  • Like 1
Link to comment
Share on other sites

here is some info from not just wheels in Nottingham - basically if you dont know how your wheels were made or have any doubts dont do it


Powder Coating or Wet Painting Wheels

In short, Powder Coating alloy wheels should not be an option.

In certain wheels, powder coating could be dangerous

For one,
unless you know what your wheels are entirely made of you should not
expose them to temperatures of up to 400°F as this can alter the
strength the wheel affords at the molecular level. Forged aluminium
wheels should especially, as these will almost certainly lose much of
their strength. Re-crystallisation can begin at around 300°F depending
on the make up of the alloy compound.

Powder coated wheels chip easily

Powder Coat
is very tough indeed, but this is its greatest downfall when used on
alloy wheels or anything else where is is subject to possible stone
chips. Powder coat is simply too brittle and chips when subjected to
high speed stone chips. This side effect can easily be compared to that
of an old army issue enamel mug.

Impossible to repair without a having full refurbishment again

You can’t
buy touch up paint to match the colour of your wheels, you’d have to get
the closest colour to it which probably wouldn’t be quite right. If you
curbed your wheels again after a powder coat refurbishment you are
forced only to go to the refurbishers who did them before and hope that
they haven’t discontinued your colour. If they went out of business or
moved away you’d be guaranteed not to be able to find anyone else to
match that colour as these are normally ‘stock colours’.

Limited range of finishes

Most wheel
powder coat refurbishers can only offer a range of between 10 and 20
different finishes. Here at Not Just Wheels you can choose from over
40,000 different colours which you can look at on our colour swatches,
we’d never expect you to look through all of them so, let us know before
you visit us what you’re after and we’ll get a few suggestions ready
for you.

Can’t match to manufacturers OEM colours

If you
require OEM matching Powder Coat Wheel Refurbishers might apply a coat
of base coat and lacquer to match them to your current standard colour,
this will certainly be more expensive than their standard prices and
just from a cost point of view you might as well have had a professional
refurbishment by Not Just Wheels in the first place using the same
process the manufacturers have used since alloy wheels became popular.

Lots of Orange Peel

spraying paint, it is impossible to control the finish of powder coat
as it simply sits as it dries in the oven, you will still get a glossy
finish but nowhere near as glossy as with paint. We have 2 Devilbiss GTi
Pro paint guns, one of them set up specifically for applying the base
coat to ensure even cover of the metallic flakes, the other gun is set
up to apply the clear coat lacquer in the most even possible manner,
massively reducing the orange peel effect.

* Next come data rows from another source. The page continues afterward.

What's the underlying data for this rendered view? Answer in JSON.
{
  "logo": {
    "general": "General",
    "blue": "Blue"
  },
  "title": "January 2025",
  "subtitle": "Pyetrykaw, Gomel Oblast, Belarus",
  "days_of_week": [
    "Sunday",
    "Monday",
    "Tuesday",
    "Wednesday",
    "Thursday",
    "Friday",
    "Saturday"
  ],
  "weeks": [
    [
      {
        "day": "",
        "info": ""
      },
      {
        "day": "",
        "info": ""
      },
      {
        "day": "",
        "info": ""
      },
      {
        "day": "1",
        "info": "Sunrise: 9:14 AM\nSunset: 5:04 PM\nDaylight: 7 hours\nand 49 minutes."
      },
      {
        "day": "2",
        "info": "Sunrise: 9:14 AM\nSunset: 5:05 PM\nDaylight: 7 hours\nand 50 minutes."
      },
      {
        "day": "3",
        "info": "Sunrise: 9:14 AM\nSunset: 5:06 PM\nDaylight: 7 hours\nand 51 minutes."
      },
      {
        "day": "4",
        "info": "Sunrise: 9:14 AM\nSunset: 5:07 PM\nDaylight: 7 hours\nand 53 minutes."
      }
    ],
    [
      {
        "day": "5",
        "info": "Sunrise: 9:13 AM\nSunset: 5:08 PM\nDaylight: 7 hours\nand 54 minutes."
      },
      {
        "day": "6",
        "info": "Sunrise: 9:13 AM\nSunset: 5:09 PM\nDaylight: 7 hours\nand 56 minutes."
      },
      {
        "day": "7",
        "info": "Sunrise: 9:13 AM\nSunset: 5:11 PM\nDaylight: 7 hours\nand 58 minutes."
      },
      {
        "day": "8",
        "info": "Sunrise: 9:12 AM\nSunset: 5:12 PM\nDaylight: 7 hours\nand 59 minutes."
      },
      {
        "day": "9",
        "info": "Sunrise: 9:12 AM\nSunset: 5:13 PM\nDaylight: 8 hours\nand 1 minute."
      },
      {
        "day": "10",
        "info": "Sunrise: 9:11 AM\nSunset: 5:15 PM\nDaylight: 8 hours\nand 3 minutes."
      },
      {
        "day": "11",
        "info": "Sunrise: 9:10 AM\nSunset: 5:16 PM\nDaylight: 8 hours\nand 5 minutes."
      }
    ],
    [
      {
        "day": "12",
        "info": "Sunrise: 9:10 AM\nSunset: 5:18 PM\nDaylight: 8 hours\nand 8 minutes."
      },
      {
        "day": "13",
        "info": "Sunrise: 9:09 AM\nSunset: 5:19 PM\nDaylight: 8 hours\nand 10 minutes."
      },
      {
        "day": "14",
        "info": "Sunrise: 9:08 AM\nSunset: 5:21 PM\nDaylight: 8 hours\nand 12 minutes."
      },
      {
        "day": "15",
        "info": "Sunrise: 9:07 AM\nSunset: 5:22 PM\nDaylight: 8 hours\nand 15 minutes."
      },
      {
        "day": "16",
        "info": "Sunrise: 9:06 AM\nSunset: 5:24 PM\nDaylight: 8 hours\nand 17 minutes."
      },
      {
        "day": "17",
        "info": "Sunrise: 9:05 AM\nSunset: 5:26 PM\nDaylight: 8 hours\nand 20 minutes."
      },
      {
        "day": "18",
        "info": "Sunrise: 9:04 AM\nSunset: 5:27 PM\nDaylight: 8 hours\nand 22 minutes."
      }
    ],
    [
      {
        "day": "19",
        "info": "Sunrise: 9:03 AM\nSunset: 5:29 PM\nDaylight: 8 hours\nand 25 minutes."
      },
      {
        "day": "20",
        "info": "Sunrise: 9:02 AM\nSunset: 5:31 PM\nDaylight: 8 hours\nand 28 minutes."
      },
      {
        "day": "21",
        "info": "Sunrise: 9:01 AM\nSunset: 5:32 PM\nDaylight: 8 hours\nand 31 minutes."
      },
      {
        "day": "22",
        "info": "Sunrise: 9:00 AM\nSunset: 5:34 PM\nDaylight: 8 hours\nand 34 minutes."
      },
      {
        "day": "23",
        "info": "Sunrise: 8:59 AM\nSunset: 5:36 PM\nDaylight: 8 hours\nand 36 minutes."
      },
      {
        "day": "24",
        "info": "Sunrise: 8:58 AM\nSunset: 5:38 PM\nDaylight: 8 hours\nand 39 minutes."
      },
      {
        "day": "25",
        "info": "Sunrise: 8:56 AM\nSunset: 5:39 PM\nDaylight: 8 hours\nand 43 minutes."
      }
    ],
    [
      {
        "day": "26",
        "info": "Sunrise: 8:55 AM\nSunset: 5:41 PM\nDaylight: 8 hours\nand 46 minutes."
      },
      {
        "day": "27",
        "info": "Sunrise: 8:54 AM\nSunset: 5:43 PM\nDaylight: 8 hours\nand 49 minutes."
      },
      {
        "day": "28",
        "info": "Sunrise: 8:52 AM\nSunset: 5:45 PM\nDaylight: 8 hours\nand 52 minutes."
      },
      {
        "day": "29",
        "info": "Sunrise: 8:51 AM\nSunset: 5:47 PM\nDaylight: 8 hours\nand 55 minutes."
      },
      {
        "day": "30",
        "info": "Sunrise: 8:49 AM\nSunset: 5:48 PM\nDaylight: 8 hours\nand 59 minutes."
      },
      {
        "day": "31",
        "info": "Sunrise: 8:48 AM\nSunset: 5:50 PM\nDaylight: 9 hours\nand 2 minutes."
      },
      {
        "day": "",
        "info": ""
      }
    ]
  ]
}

  • Like 1
Link to comment
Share on other sites


Fitted this yesterday

Did some research and 99% sure its a H&S system either way it cost me £80 was an absolute bargain and sounds fantastic. So much character so happy with it. The tip suits the car so much more than my old ninja 2 as well

Link to comment
Share on other sites

Today had a play with my choice of backboxes bottom one is fitted middle is my old ninja 2, this lost a lot of the character and just made it a bit droney and the top one was similar to the bottom one so decided i preferred the look of the bottom one


  • Like 1
Link to comment
Share on other sites

Join the conversation

You can post now and register later. If you have an account, sign in now to post with your account.

Reply to this topic...

×   Pasted as rich text.   Paste as plain text instead

  Only 75 emoji are allowed.

×   Your link has been automatically embedded.   Display as a link instead

×   Your previous content has been restored.   Clear editor

×   You cannot paste images directly. Upload or insert images from URL.


  • Create New...